Brain cancer is known to be one of the deadliest types of cancer and also it’s very complex to cure. Apparently, imaging results are generally imprecise because brain cancers appear to be extremely invasive. Researchers at the University of Washington seemed to have discovered that chlorotoxin when combined with nanoparticles may considerably slower down the tumors’ spread.
Researchers seemed to have illuminated the brain tumors by inserting fluorescent nanoparticles into the bloodstream. These nanoparticles appear to safely cross the blood-brain barrier. This barrier is known to be a roughly impenetrable barrier which protects the brain from infection. It was noted that the nanoparticles which remained in mouse tumors for nearly five days did not reveal any indication of damaging the blood-brain barrier.
The findings revealed that the nanoparticles seemed to have improved the difference in both MRI and optical imaging. Supposedly, MRI and optical imaging were used at the time of surgery. Also, severe cognitive problems appear to be a common side effect.

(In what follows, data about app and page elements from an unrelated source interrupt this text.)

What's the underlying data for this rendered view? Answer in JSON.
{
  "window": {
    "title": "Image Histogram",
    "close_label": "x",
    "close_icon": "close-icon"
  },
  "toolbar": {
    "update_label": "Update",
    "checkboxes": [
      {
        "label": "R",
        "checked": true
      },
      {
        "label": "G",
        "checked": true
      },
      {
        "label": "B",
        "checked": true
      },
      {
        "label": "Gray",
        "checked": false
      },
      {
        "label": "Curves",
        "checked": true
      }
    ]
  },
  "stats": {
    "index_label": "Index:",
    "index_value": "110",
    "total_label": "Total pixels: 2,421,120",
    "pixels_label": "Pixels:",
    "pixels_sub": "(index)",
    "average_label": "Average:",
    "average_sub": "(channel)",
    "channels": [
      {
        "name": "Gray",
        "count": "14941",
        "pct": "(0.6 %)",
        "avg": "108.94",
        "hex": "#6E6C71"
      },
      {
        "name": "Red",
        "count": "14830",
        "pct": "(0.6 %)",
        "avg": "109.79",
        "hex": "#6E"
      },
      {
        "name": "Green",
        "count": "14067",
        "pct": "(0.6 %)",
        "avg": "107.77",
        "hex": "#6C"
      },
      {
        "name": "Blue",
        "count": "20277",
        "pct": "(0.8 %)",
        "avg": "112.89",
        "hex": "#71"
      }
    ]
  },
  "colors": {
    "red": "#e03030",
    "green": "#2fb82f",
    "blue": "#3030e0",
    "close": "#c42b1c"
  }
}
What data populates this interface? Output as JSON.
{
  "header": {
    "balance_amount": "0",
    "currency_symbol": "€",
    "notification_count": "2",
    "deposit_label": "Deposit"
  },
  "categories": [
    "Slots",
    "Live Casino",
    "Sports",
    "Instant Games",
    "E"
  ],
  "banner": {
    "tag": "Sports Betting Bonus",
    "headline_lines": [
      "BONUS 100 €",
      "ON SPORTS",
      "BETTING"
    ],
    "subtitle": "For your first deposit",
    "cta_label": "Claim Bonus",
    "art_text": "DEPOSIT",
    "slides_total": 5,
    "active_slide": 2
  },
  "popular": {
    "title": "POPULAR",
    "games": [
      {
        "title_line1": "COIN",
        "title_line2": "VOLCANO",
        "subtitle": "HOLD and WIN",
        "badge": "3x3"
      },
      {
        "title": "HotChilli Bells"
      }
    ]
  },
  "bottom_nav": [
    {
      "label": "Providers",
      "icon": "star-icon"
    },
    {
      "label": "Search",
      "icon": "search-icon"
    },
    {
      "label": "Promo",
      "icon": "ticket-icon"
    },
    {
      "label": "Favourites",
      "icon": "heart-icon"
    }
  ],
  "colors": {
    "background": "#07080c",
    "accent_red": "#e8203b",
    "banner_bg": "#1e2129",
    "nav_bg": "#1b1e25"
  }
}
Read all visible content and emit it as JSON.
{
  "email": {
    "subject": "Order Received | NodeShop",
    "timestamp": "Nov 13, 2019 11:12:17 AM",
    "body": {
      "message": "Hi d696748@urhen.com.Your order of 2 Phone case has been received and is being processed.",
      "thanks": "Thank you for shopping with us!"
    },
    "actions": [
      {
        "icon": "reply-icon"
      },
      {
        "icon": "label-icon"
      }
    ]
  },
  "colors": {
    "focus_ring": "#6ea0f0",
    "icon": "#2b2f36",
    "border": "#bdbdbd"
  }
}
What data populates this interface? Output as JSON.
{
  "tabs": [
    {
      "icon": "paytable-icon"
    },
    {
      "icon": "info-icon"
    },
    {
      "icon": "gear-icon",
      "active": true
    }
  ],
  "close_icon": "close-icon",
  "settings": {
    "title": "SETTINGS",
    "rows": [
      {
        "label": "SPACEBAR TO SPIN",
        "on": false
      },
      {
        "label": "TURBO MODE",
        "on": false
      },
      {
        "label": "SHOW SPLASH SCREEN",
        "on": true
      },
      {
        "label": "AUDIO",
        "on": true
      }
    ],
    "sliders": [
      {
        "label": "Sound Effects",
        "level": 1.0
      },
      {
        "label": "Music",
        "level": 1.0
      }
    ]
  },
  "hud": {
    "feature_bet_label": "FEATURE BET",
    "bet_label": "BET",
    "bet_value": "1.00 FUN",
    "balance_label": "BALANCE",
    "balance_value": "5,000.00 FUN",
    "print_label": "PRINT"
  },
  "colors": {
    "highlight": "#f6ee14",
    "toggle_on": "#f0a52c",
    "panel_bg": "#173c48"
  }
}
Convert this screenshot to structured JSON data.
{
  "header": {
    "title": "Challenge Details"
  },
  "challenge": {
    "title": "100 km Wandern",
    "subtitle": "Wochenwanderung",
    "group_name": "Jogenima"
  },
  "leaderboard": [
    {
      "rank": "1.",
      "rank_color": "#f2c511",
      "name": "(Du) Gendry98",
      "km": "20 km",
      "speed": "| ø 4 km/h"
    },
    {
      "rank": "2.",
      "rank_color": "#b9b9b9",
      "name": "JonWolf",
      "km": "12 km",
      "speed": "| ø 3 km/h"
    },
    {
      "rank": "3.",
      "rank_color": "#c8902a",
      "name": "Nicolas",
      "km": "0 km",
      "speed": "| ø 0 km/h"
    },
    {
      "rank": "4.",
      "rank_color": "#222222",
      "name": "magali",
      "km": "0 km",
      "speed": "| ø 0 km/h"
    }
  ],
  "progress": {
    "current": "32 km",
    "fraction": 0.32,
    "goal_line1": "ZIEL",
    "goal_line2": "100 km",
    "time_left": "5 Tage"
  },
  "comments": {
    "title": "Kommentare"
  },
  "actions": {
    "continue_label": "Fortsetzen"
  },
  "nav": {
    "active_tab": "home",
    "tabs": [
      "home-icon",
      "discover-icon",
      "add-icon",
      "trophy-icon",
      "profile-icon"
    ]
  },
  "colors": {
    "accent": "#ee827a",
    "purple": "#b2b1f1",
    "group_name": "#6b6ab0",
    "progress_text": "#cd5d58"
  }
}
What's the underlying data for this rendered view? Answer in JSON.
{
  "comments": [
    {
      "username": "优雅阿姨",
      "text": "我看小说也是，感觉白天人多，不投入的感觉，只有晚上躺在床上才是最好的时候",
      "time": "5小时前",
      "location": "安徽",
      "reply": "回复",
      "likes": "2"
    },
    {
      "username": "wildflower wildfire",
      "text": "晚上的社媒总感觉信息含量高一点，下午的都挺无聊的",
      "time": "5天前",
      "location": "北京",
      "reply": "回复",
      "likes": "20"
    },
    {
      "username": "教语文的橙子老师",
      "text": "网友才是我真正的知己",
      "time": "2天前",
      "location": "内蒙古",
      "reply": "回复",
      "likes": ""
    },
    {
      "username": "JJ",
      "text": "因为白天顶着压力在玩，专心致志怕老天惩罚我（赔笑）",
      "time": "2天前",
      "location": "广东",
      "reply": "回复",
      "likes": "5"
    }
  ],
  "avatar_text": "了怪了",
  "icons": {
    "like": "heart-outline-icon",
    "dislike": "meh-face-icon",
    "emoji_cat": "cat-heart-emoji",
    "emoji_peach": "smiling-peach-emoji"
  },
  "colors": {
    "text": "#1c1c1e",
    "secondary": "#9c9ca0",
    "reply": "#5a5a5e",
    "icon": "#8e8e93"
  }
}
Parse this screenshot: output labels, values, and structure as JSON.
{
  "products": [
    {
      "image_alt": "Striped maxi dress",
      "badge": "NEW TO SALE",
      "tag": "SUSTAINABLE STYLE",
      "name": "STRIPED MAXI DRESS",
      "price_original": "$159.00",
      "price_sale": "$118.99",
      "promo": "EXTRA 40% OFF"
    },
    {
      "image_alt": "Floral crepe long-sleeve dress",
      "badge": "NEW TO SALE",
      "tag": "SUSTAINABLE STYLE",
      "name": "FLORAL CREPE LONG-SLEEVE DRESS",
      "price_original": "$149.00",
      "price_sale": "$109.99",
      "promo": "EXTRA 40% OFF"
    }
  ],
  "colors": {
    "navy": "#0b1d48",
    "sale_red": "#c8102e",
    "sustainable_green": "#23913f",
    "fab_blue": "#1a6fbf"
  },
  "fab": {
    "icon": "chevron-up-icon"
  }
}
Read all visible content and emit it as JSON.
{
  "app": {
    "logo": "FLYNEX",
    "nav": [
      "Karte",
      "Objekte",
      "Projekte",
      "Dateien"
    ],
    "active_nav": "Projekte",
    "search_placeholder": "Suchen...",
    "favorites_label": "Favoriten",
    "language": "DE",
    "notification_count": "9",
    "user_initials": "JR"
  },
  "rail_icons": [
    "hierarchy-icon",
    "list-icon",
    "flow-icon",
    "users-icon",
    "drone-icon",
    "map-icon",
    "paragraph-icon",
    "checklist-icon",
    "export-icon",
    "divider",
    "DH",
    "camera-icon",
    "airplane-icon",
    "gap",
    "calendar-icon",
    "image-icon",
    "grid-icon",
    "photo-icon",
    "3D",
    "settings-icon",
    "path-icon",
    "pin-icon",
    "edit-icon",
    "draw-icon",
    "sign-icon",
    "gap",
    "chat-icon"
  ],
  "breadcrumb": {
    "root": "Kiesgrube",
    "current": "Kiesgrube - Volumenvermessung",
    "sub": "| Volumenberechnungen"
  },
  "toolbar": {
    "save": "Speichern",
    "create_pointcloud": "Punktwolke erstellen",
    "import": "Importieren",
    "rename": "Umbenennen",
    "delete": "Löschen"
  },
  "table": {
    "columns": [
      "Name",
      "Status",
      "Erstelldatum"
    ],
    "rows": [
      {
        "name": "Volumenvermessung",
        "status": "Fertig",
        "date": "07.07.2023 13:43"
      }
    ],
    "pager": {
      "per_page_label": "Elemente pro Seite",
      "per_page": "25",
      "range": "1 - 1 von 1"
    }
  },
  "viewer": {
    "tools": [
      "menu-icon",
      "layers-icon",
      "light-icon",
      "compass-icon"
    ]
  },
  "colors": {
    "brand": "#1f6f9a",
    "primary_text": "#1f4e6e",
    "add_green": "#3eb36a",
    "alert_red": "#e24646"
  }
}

Lead author Miqin Zhang, a UW professor of materials science and engineering stated that, “Brain cancers are very invasive, different from the other cancers. They will invade the surrounding tissue and there is no clear boundary between the tumor tissue and the normal brain tissue.”
“If we can inject these nanoparticles with infrared dye, they will increase the contrast between the tumor tissue and the normal tissue. So during the surgery, the surgeons can see the boundary more precisely. We call it ‘brain tumor illumination or brain tumor painting. The tumor will light up,” elucidates Zhang.
Zhang claimed that nano-imaging could also assist in detecting cancer at an early. It was believed that current imaging techniques have a greatest resolution of 1 millimeter. Thus, nanoparticles could improve the resolution by a factor of 10 or more thereby allowing the detection of smaller tumors and also treatment at an earlier stage.
It was observed that till today, nanoparticle which was used for imaging has been unable to cross the blood-brain barrier and particularly attach themselves to brain-tumor cells. However, with the assistance of recent techniques, doctors seem to inject dyes inside the body and use drugs in order to open the blood-brain barrier for a temporary period of time. Allegedly, this has a risk on the infection of the brain.
The UW team was believed to have overcome this challenge by creating a nanoparticle which remains small in wet conditions. It was estimated that the particle was nearly 33 nanometers in diameter when wet, and approximately one third the size of similar particles used in other parts of the body.
Evidently, crossing the blood-brain barrier depends on the size of the particle, its lipid, or fat content, and the electric charge on the particle. For this purpose, Zhang along with her colleagues built a particle which could pass through the barrier and reach tumors. They were noted to have used chlorotoxin in order to particularly target tumor cells. Chlorotoxin is known to be a small peptide isolated from scorpion venom. On the nanoparticle’s surface Zhang placed a small fluorescent molecule for optical imaging, and binding sites which could be utilized for attaching other molecules.
“Precise imaging of brain tumors is phenomenally important. We know that patient survival for brain tumors is directly related to the amount of tumor that you can resect. This is the next generation of cancer imaging. The last generation was CT, this generation was MRI, and this is the next generation of advances.” says co-author Richard Ellenbogen, professor and chair of neurological surgery at the UW School of Medicine.
Zhang hopes that future research will be able to assess the nanoparticle’s possibility for treating tumors. They hope to spot whether this ability could extend to brain cancer which appears to be the most common solid tumor mainly affecting the children.
The findings of the research have been published in the journal Cancer Research.